### [What needs to be done]
Images do not belong in the copy. Retype the entries exactly.

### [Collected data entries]
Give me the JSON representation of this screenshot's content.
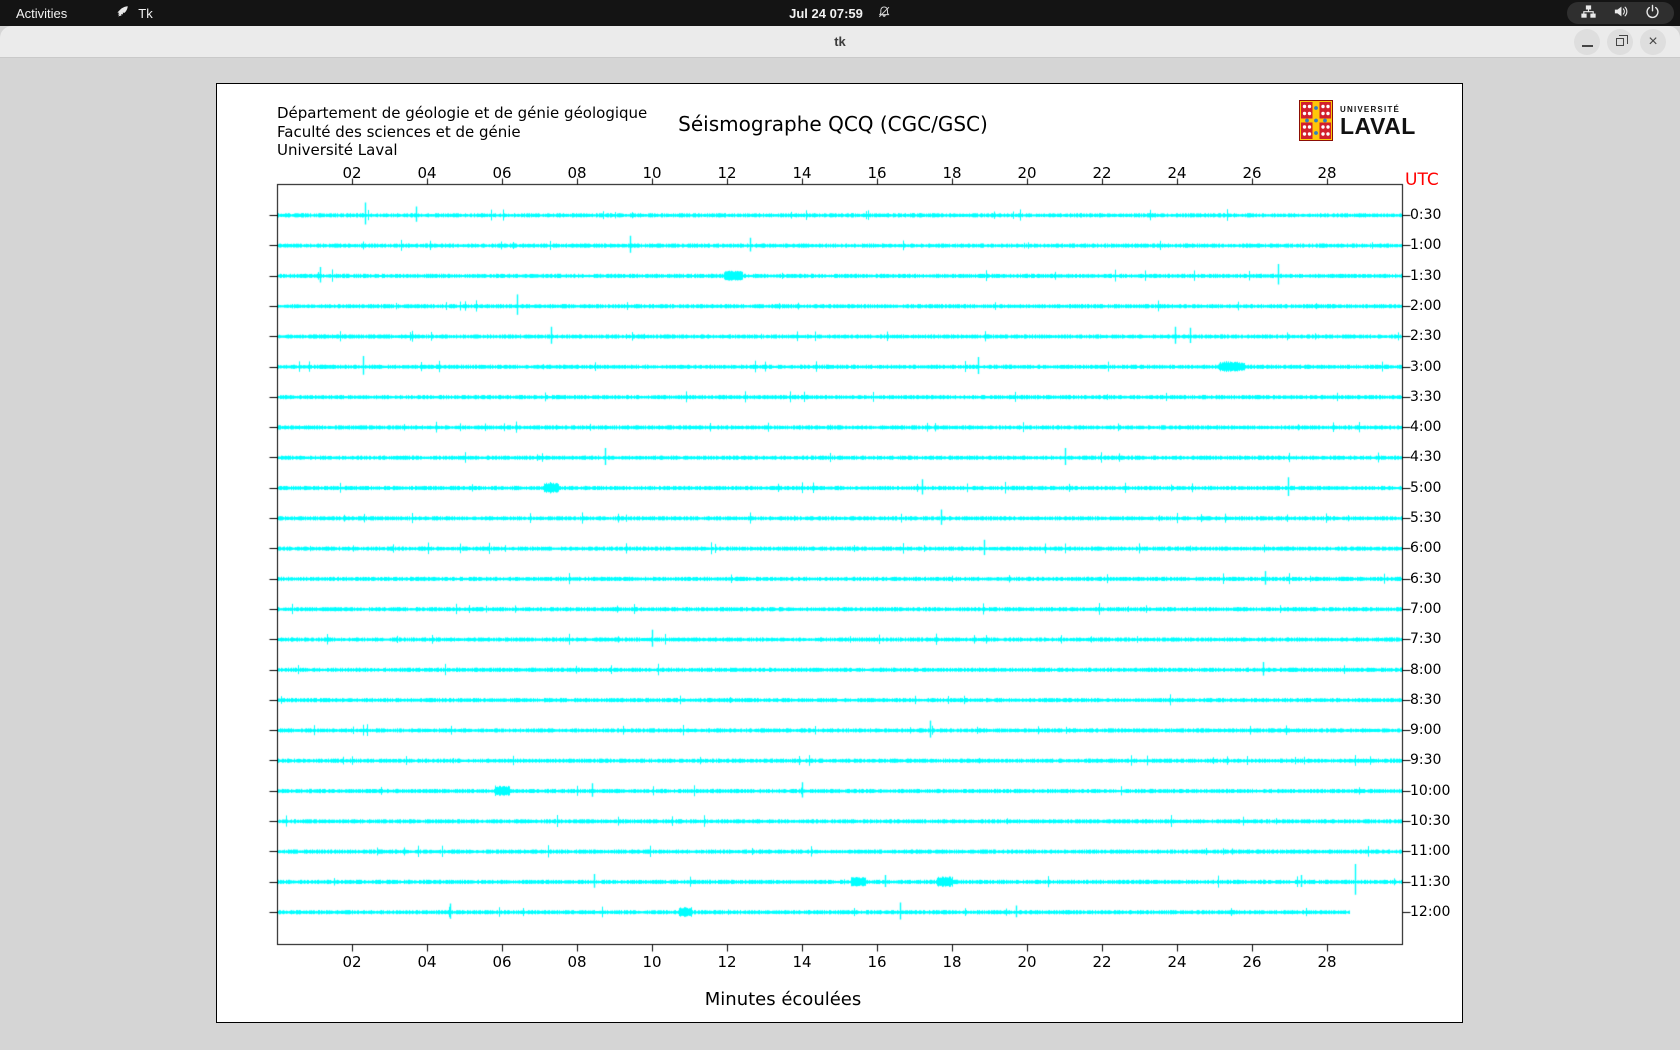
{
  "top_bar": {
    "activities": "Activities",
    "app_name": "Tk",
    "clock": "Jul 24 07:59",
    "icons": {
      "bell": "notifications-muted",
      "network": "network-wired",
      "volume": "audio-volume-high",
      "power": "system-power"
    }
  },
  "window": {
    "title": "tk"
  },
  "header": {
    "line1": "Département de géologie et de génie géologique",
    "line2": "Faculté des sciences et de génie",
    "line3": "Université Laval"
  },
  "logo": {
    "line1": "UNIVERSITÉ",
    "line2": "LAVAL"
  },
  "chart_data": {
    "type": "line",
    "subtype": "helicorder-seismogram",
    "title": "Séismographe QCQ (CGC/GSC)",
    "xlabel": "Minutes écoulées",
    "ylabel": "UTC",
    "x_ticks": [
      "02",
      "04",
      "06",
      "08",
      "10",
      "12",
      "14",
      "16",
      "18",
      "20",
      "22",
      "24",
      "26",
      "28"
    ],
    "x_range_minutes": [
      0,
      30
    ],
    "trace_color": "#00ffff",
    "utc_color": "#ff0000",
    "rows": [
      {
        "label": "0:30",
        "spikes": [
          [
            2.35,
            13
          ],
          [
            3.7,
            9
          ]
        ],
        "bursts": []
      },
      {
        "label": "1:00",
        "spikes": [
          [
            9.4,
            10
          ],
          [
            12.6,
            8
          ]
        ],
        "bursts": []
      },
      {
        "label": "1:30",
        "spikes": [
          [
            1.15,
            9
          ],
          [
            26.7,
            12
          ]
        ],
        "bursts": [
          [
            11.9,
            12.4
          ]
        ]
      },
      {
        "label": "2:00",
        "spikes": [
          [
            6.4,
            12
          ]
        ],
        "bursts": []
      },
      {
        "label": "2:30",
        "spikes": [
          [
            7.3,
            10
          ],
          [
            23.95,
            10
          ],
          [
            24.35,
            9
          ]
        ],
        "bursts": []
      },
      {
        "label": "3:00",
        "spikes": [
          [
            2.3,
            11
          ],
          [
            18.7,
            10
          ]
        ],
        "bursts": [
          [
            25.1,
            25.8
          ]
        ]
      },
      {
        "label": "3:30",
        "spikes": [],
        "bursts": []
      },
      {
        "label": "4:00",
        "spikes": [],
        "bursts": []
      },
      {
        "label": "4:30",
        "spikes": [
          [
            8.75,
            10
          ],
          [
            21.0,
            10
          ]
        ],
        "bursts": []
      },
      {
        "label": "5:00",
        "spikes": [
          [
            17.2,
            9
          ],
          [
            26.95,
            11
          ]
        ],
        "bursts": [
          [
            7.1,
            7.5
          ]
        ]
      },
      {
        "label": "5:30",
        "spikes": [
          [
            17.7,
            9
          ]
        ],
        "bursts": []
      },
      {
        "label": "6:00",
        "spikes": [
          [
            18.85,
            9
          ]
        ],
        "bursts": []
      },
      {
        "label": "6:30",
        "spikes": [
          [
            26.35,
            8
          ]
        ],
        "bursts": []
      },
      {
        "label": "7:00",
        "spikes": [],
        "bursts": []
      },
      {
        "label": "7:30",
        "spikes": [
          [
            10.0,
            10
          ]
        ],
        "bursts": []
      },
      {
        "label": "8:00",
        "spikes": [
          [
            26.3,
            8
          ]
        ],
        "bursts": []
      },
      {
        "label": "8:30",
        "spikes": [],
        "bursts": []
      },
      {
        "label": "9:00",
        "spikes": [
          [
            17.4,
            10
          ]
        ],
        "bursts": []
      },
      {
        "label": "9:30",
        "spikes": [],
        "bursts": []
      },
      {
        "label": "10:00",
        "spikes": [
          [
            8.4,
            8
          ],
          [
            14.0,
            9
          ]
        ],
        "bursts": [
          [
            5.8,
            6.2
          ]
        ]
      },
      {
        "label": "10:30",
        "spikes": [],
        "bursts": []
      },
      {
        "label": "11:00",
        "spikes": [],
        "bursts": []
      },
      {
        "label": "11:30",
        "spikes": [
          [
            8.45,
            8
          ],
          [
            16.2,
            7
          ],
          [
            27.3,
            7
          ],
          [
            28.75,
            18
          ]
        ],
        "bursts": [
          [
            15.3,
            15.7
          ],
          [
            17.6,
            18.0
          ]
        ]
      },
      {
        "label": "12:00",
        "spikes": [
          [
            4.6,
            9
          ],
          [
            16.6,
            10
          ],
          [
            19.7,
            7
          ]
        ],
        "bursts": [
          [
            10.7,
            11.05
          ]
        ],
        "end": 28.6
      }
    ]
  }
}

### [Result]
Give me the JSON representation of this screenshot's content.
{
  "top_bar": {
    "activities": "Activities",
    "app_name": "Tk",
    "clock": "Jul 24 07:59",
    "icons": {
      "bell": "notifications-muted",
      "network": "network-wired",
      "volume": "audio-volume-high",
      "power": "system-power"
    }
  },
  "window": {
    "title": "tk"
  },
  "header": {
    "line1": "Département de géologie et de génie géologique",
    "line2": "Faculté des sciences et de génie",
    "line3": "Université Laval"
  },
  "logo": {
    "line1": "UNIVERSITÉ",
    "line2": "LAVAL"
  },
  "chart_data": {
    "type": "line",
    "subtype": "helicorder-seismogram",
    "title": "Séismographe QCQ (CGC/GSC)",
    "xlabel": "Minutes écoulées",
    "ylabel": "UTC",
    "x_ticks": [
      "02",
      "04",
      "06",
      "08",
      "10",
      "12",
      "14",
      "16",
      "18",
      "20",
      "22",
      "24",
      "26",
      "28"
    ],
    "x_range_minutes": [
      0,
      30
    ],
    "trace_color": "#00ffff",
    "utc_color": "#ff0000",
    "rows": [
      {
        "label": "0:30",
        "spikes": [
          [
            2.35,
            13
          ],
          [
            3.7,
            9
          ]
        ],
        "bursts": []
      },
      {
        "label": "1:00",
        "spikes": [
          [
            9.4,
            10
          ],
          [
            12.6,
            8
          ]
        ],
        "bursts": []
      },
      {
        "label": "1:30",
        "spikes": [
          [
            1.15,
            9
          ],
          [
            26.7,
            12
          ]
        ],
        "bursts": [
          [
            11.9,
            12.4
          ]
        ]
      },
      {
        "label": "2:00",
        "spikes": [
          [
            6.4,
            12
          ]
        ],
        "bursts": []
      },
      {
        "label": "2:30",
        "spikes": [
          [
            7.3,
            10
          ],
          [
            23.95,
            10
          ],
          [
            24.35,
            9
          ]
        ],
        "bursts": []
      },
      {
        "label": "3:00",
        "spikes": [
          [
            2.3,
            11
          ],
          [
            18.7,
            10
          ]
        ],
        "bursts": [
          [
            25.1,
            25.8
          ]
        ]
      },
      {
        "label": "3:30",
        "spikes": [],
        "bursts": []
      },
      {
        "label": "4:00",
        "spikes": [],
        "bursts": []
      },
      {
        "label": "4:30",
        "spikes": [
          [
            8.75,
            10
          ],
          [
            21.0,
            10
          ]
        ],
        "bursts": []
      },
      {
        "label": "5:00",
        "spikes": [
          [
            17.2,
            9
          ],
          [
            26.95,
            11
          ]
        ],
        "bursts": [
          [
            7.1,
            7.5
          ]
        ]
      },
      {
        "label": "5:30",
        "spikes": [
          [
            17.7,
            9
          ]
        ],
        "bursts": []
      },
      {
        "label": "6:00",
        "spikes": [
          [
            18.85,
            9
          ]
        ],
        "bursts": []
      },
      {
        "label": "6:30",
        "spikes": [
          [
            26.35,
            8
          ]
        ],
        "bursts": []
      },
      {
        "label": "7:00",
        "spikes": [],
        "bursts": []
      },
      {
        "label": "7:30",
        "spikes": [
          [
            10.0,
            10
          ]
        ],
        "bursts": []
      },
      {
        "label": "8:00",
        "spikes": [
          [
            26.3,
            8
          ]
        ],
        "bursts": []
      },
      {
        "label": "8:30",
        "spikes": [],
        "bursts": []
      },
      {
        "label": "9:00",
        "spikes": [
          [
            17.4,
            10
          ]
        ],
        "bursts": []
      },
      {
        "label": "9:30",
        "spikes": [],
        "bursts": []
      },
      {
        "label": "10:00",
        "spikes": [
          [
            8.4,
            8
          ],
          [
            14.0,
            9
          ]
        ],
        "bursts": [
          [
            5.8,
            6.2
          ]
        ]
      },
      {
        "label": "10:30",
        "spikes": [],
        "bursts": []
      },
      {
        "label": "11:00",
        "spikes": [],
        "bursts": []
      },
      {
        "label": "11:30",
        "spikes": [
          [
            8.45,
            8
          ],
          [
            16.2,
            7
          ],
          [
            27.3,
            7
          ],
          [
            28.75,
            18
          ]
        ],
        "bursts": [
          [
            15.3,
            15.7
          ],
          [
            17.6,
            18.0
          ]
        ]
      },
      {
        "label": "12:00",
        "spikes": [
          [
            4.6,
            9
          ],
          [
            16.6,
            10
          ],
          [
            19.7,
            7
          ]
        ],
        "bursts": [
          [
            10.7,
            11.05
          ]
        ],
        "end": 28.6
      }
    ]
  }
}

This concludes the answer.